The social tools of non-monogamy are to encourage communication, responsibility, respect, and understanding of self and others. If someone hasn't yet been able to manage their jealousy, it means they need help and practice, not punishment.


The fear of STDs is overblown.


Most people will not blame their partner if he or she returns from work, or from a social visit, or from school, and brings home the flu. They will sympathize with the partner's misfortune, even though it may mean they will get the flu themselves, and suffer for a week before they improve.

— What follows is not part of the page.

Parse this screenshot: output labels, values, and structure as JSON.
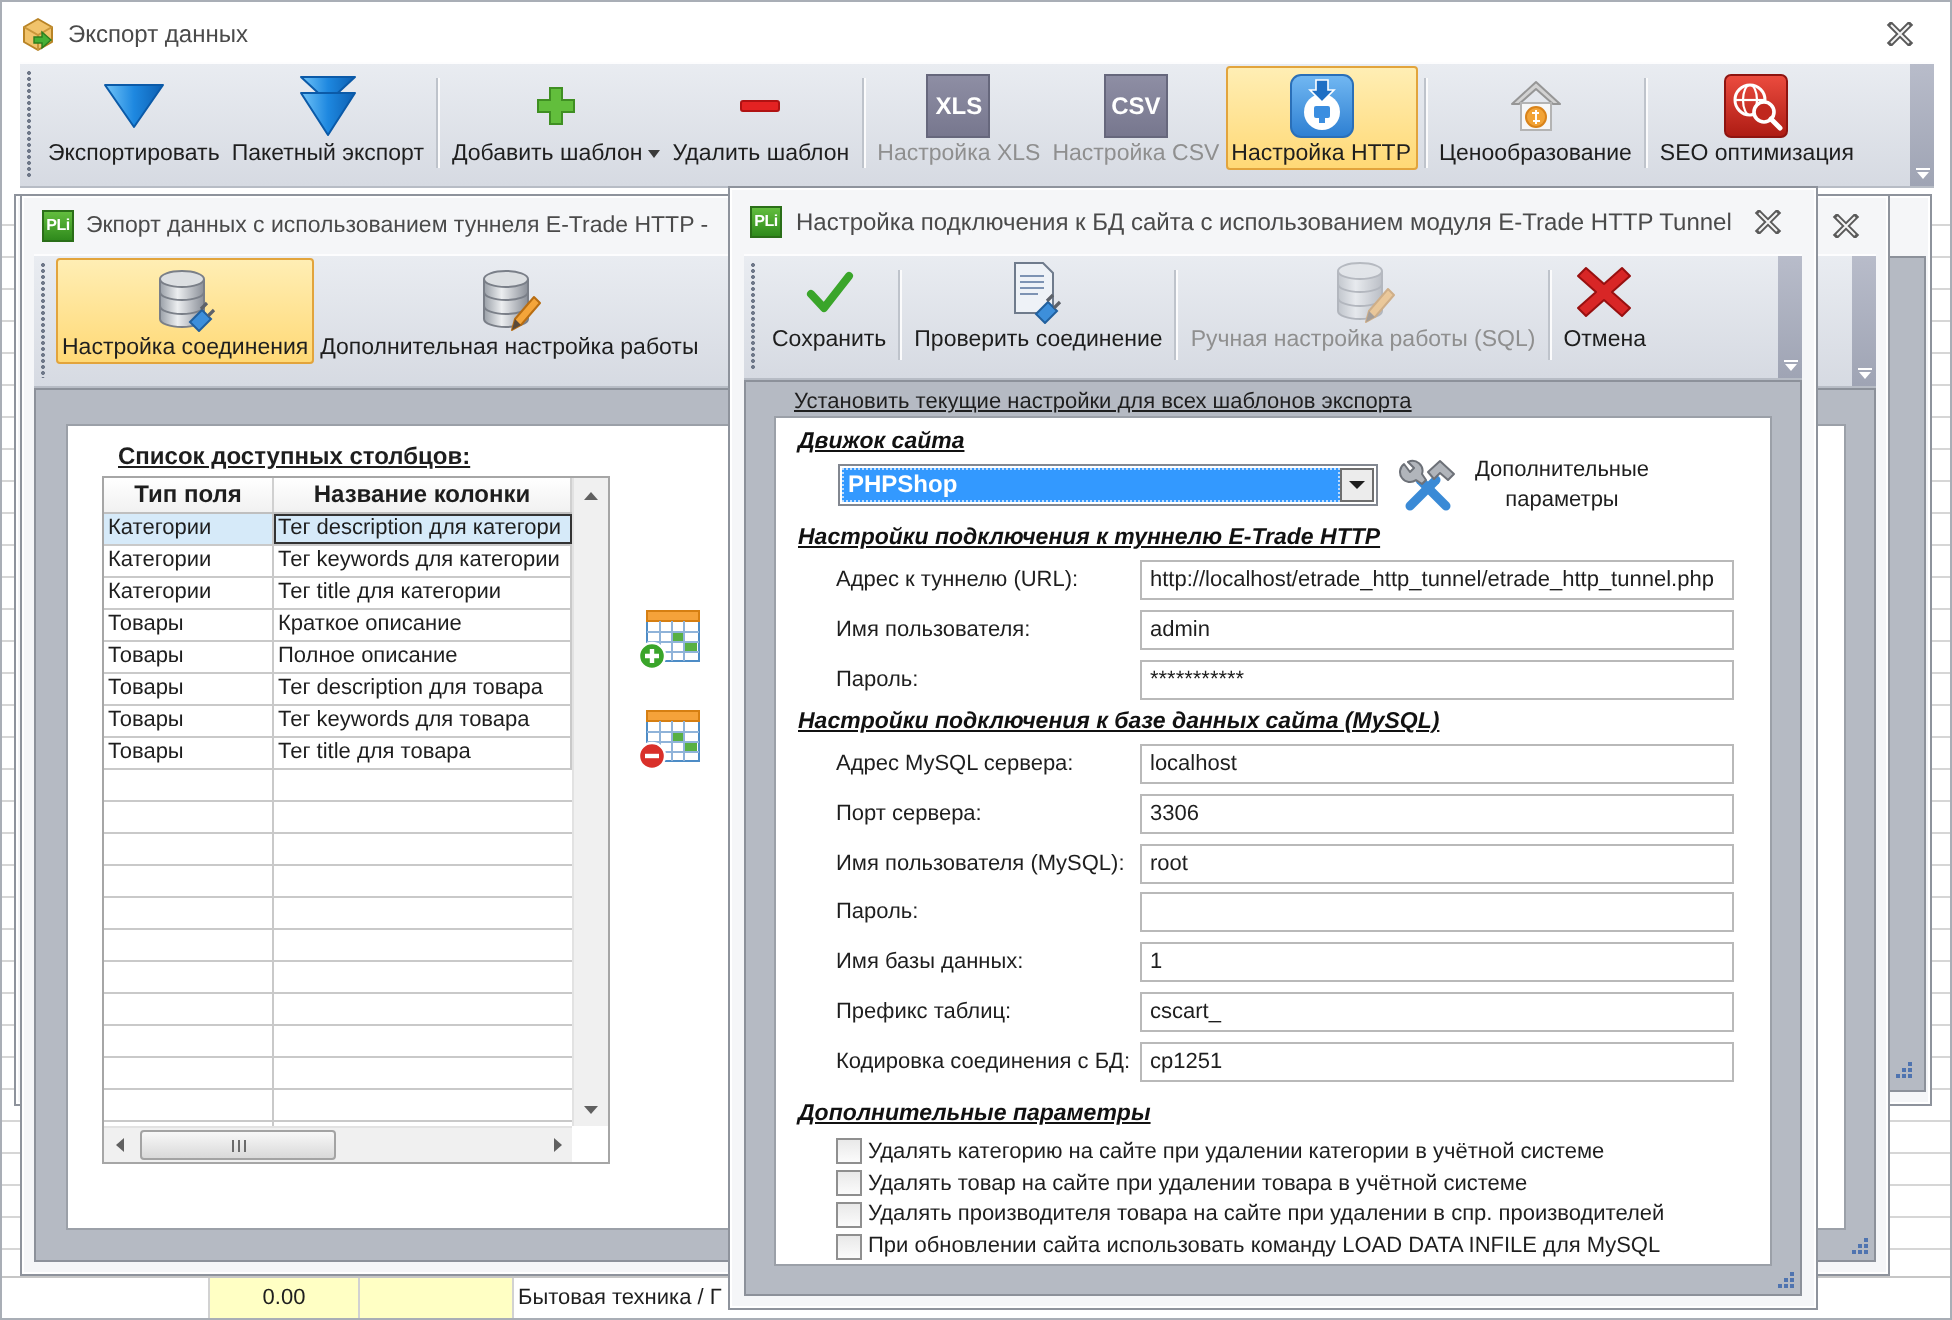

At the same time, most people would consider it completely outrageous if their partner brings home gonorrhea. This is even though gonorrhea is cured with a single dose of antibiotics, and has symptoms in no way comparable to the flu.

There are other STDs besides gonorrhea, of course. But they tend to be either of minor consequence, or rare, or can be mitigated or avoided. The total risks we face from STDs are not enough to deprive ourselves from a whole spectrum of human experience.

Strict monogamy used to make sense when we did not have STD testing, cheap and reliable condoms, and modern medicine. Now that we have these advances, bearing the disadvantages of strict monogamy makes a lot less sense, and it is worthwhile to consider less strict relationship options.


Non-monogamy is a better default relationship option.


Millions upon millions of people would find themselves better served by a more open relationship style, but are shamed and coerced into monogamy from a young age, because that's the only relationship type that's widely considered "respectable". This represents oppression of a large group of people who aren't naturally monogamous, and would not have chosen that relationship type, if they thought they genuinely had a choice. After feeling like they were deprived this choice, millions of people resort to cheating.

People should instead be taught about the reality of human desire, and guided into some form of almost-but-not-quite-monogamous relationship, where you might not go around having sex with everyone, but you recognize the possibility that you and your partner may at some point develop feelings and desires for other people. When that happens, the partners should expect to help each other understand and experience those emotions, hopefully emerging with a stronger and richer relationship. This prospect may seem difficult to people raised with monogamous expectations, but would be much easier if social pressure for monogamy was not embedded into every part of our social fabric.


You don't have to jump into it right now.


Non-monogamy is something I would like the general social climate to become friendlier with, in the long term. It's something I would recommend exploring for people who are currently single, not necessarily for people who are perfectly happy in their relationships. If it works, why fix it?

But if at some point the traditional choice does not work so well, then awareness that these concepts even exist, and work for others, might help.